**WORK TO COMPLETE**
Return all the records, each one exactly as given.

Web page and app entries:
============
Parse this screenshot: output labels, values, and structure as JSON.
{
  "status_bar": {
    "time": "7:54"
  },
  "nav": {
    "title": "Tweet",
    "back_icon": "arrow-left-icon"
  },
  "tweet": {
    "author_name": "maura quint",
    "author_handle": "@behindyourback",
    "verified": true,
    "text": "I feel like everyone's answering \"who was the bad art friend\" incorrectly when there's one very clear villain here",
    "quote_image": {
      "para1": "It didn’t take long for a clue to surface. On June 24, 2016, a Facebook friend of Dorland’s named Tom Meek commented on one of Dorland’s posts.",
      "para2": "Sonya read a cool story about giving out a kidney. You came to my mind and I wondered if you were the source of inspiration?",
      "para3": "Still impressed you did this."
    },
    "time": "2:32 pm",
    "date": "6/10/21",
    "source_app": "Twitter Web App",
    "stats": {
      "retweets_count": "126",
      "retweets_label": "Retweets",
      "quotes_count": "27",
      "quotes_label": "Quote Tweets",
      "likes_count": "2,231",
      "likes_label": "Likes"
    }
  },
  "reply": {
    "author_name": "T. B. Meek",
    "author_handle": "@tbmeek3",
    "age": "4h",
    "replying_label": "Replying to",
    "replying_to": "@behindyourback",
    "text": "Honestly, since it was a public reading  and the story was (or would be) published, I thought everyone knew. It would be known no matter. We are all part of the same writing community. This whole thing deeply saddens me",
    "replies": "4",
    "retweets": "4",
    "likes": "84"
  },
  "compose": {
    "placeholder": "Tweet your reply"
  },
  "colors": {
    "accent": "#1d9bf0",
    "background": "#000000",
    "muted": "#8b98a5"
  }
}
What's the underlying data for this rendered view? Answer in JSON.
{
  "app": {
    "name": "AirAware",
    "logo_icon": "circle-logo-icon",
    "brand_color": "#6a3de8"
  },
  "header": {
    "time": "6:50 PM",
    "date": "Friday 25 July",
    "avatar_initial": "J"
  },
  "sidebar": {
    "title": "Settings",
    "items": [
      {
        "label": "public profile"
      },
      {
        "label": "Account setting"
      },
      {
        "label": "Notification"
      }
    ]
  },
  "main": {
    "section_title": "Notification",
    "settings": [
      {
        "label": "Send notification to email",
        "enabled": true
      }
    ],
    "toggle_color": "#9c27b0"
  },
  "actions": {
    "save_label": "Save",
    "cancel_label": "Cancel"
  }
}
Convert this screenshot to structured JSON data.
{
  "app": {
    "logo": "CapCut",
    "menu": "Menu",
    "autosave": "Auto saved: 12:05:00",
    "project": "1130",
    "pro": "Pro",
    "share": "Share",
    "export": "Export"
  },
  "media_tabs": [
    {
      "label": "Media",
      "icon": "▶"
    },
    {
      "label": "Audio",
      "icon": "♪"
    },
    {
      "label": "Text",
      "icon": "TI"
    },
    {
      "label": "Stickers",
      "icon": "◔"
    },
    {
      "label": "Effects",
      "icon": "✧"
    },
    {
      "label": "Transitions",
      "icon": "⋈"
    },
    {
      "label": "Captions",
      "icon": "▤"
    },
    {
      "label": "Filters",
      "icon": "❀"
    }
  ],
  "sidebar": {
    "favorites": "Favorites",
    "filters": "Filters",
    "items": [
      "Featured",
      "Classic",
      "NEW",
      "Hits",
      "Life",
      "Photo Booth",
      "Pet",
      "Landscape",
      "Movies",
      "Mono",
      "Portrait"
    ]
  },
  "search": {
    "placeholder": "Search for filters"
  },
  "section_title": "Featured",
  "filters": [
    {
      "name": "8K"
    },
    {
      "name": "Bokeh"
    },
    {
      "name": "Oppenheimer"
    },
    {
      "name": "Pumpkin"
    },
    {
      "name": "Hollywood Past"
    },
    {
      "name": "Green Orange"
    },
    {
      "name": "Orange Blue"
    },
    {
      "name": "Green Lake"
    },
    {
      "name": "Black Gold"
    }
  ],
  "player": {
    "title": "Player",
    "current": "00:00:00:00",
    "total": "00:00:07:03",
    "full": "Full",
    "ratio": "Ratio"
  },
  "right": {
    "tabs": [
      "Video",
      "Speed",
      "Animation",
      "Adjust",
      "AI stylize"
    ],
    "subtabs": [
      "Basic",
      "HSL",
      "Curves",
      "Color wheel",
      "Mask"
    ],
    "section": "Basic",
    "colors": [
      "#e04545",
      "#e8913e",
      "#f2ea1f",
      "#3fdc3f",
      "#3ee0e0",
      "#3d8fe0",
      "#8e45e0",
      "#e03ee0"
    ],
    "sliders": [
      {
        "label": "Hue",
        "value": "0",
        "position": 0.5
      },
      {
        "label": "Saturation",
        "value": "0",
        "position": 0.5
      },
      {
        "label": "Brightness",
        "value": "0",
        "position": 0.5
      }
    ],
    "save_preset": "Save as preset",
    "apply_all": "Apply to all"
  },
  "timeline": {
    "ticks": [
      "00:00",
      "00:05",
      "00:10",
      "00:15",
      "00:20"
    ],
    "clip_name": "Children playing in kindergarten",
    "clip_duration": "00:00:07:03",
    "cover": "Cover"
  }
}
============
**WRITTEN SOLUTION**
Parse this screenshot: output labels, values, and structure as JSON.
{
  "status_bar": {
    "time": "7:54"
  },
  "nav": {
    "title": "Tweet",
    "back_icon": "arrow-left-icon"
  },
  "tweet": {
    "author_name": "maura quint",
    "author_handle": "@behindyourback",
    "verified": true,
    "text": "I feel like everyone's answering \"who was the bad art friend\" incorrectly when there's one very clear villain here",
    "quote_image": {
      "para1": "It didn’t take long for a clue to surface. On June 24, 2016, a Facebook friend of Dorland’s named Tom Meek commented on one of Dorland’s posts.",
      "para2": "Sonya read a cool story about giving out a kidney. You came to my mind and I wondered if you were the source of inspiration?",
      "para3": "Still impressed you did this."
    },
    "time": "2:32 pm",
    "date": "6/10/21",
    "source_app": "Twitter Web App",
    "stats": {
      "retweets_count": "126",
      "retweets_label": "Retweets",
      "quotes_count": "27",
      "quotes_label": "Quote Tweets",
      "likes_count": "2,231",
      "likes_label": "Likes"
    }
  },
  "reply": {
    "author_name": "T. B. Meek",
    "author_handle": "@tbmeek3",
    "age": "4h",
    "replying_label": "Replying to",
    "replying_to": "@behindyourback",
    "text": "Honestly, since it was a public reading  and the story was (or would be) published, I thought everyone knew. It would be known no matter. We are all part of the same writing community. This whole thing deeply saddens me",
    "replies": "4",
    "retweets": "4",
    "likes": "84"
  },
  "compose": {
    "placeholder": "Tweet your reply"
  },
  "colors": {
    "accent": "#1d9bf0",
    "background": "#000000",
    "muted": "#8b98a5"
  }
}
What's the underlying data for this rendered view? Answer in JSON.
{
  "app": {
    "name": "AirAware",
    "logo_icon": "circle-logo-icon",
    "brand_color": "#6a3de8"
  },
  "header": {
    "time": "6:50 PM",
    "date": "Friday 25 July",
    "avatar_initial": "J"
  },
  "sidebar": {
    "title": "Settings",
    "items": [
      {
        "label": "public profile"
      },
      {
        "label": "Account setting"
      },
      {
        "label": "Notification"
      }
    ]
  },
  "main": {
    "section_title": "Notification",
    "settings": [
      {
        "label": "Send notification to email",
        "enabled": true
      }
    ],
    "toggle_color": "#9c27b0"
  },
  "actions": {
    "save_label": "Save",
    "cancel_label": "Cancel"
  }
}
Convert this screenshot to structured JSON data.
{
  "app": {
    "logo": "CapCut",
    "menu": "Menu",
    "autosave": "Auto saved: 12:05:00",
    "project": "1130",
    "pro": "Pro",
    "share": "Share",
    "export": "Export"
  },
  "media_tabs": [
    {
      "label": "Media",
      "icon": "▶"
    },
    {
      "label": "Audio",
      "icon": "♪"
    },
    {
      "label": "Text",
      "icon": "TI"
    },
    {
      "label": "Stickers",
      "icon": "◔"
    },
    {
      "label": "Effects",
      "icon": "✧"
    },
    {
      "label": "Transitions",
      "icon": "⋈"
    },
    {
      "label": "Captions",
      "icon": "▤"
    },
    {
      "label": "Filters",
      "icon": "❀"
    }
  ],
  "sidebar": {
    "favorites": "Favorites",
    "filters": "Filters",
    "items": [
      "Featured",
      "Classic",
      "NEW",
      "Hits",
      "Life",
      "Photo Booth",
      "Pet",
      "Landscape",
      "Movies",
      "Mono",
      "Portrait"
    ]
  },
  "search": {
    "placeholder": "Search for filters"
  },
  "section_title": "Featured",
  "filters": [
    {
      "name": "8K"
    },
    {
      "name": "Bokeh"
    },
    {
      "name": "Oppenheimer"
    },
    {
      "name": "Pumpkin"
    },
    {
      "name": "Hollywood Past"
    },
    {
      "name": "Green Orange"
    },
    {
      "name": "Orange Blue"
    },
    {
      "name": "Green Lake"
    },
    {
      "name": "Black Gold"
    }
  ],
  "player": {
    "title": "Player",
    "current": "00:00:00:00",
    "total": "00:00:07:03",
    "full": "Full",
    "ratio": "Ratio"
  },
  "right": {
    "tabs": [
      "Video",
      "Speed",
      "Animation",
      "Adjust",
      "AI stylize"
    ],
    "subtabs": [
      "Basic",
      "HSL",
      "Curves",
      "Color wheel",
      "Mask"
    ],
    "section": "Basic",
    "colors": [
      "#e04545",
      "#e8913e",
      "#f2ea1f",
      "#3fdc3f",
      "#3ee0e0",
      "#3d8fe0",
      "#8e45e0",
      "#e03ee0"
    ],
    "sliders": [
      {
        "label": "Hue",
        "value": "0",
        "position": 0.5
      },
      {
        "label": "Saturation",
        "value": "0",
        "position": 0.5
      },
      {
        "label": "Brightness",
        "value": "0",
        "position": 0.5
      }
    ],
    "save_preset": "Save as preset",
    "apply_all": "Apply to all"
  },
  "timeline": {
    "ticks": [
      "00:00",
      "00:05",
      "00:10",
      "00:15",
      "00:20"
    ],
    "clip_name": "Children playing in kindergarten",
    "clip_duration": "00:00:07:03",
    "cover": "Cover"
  }
}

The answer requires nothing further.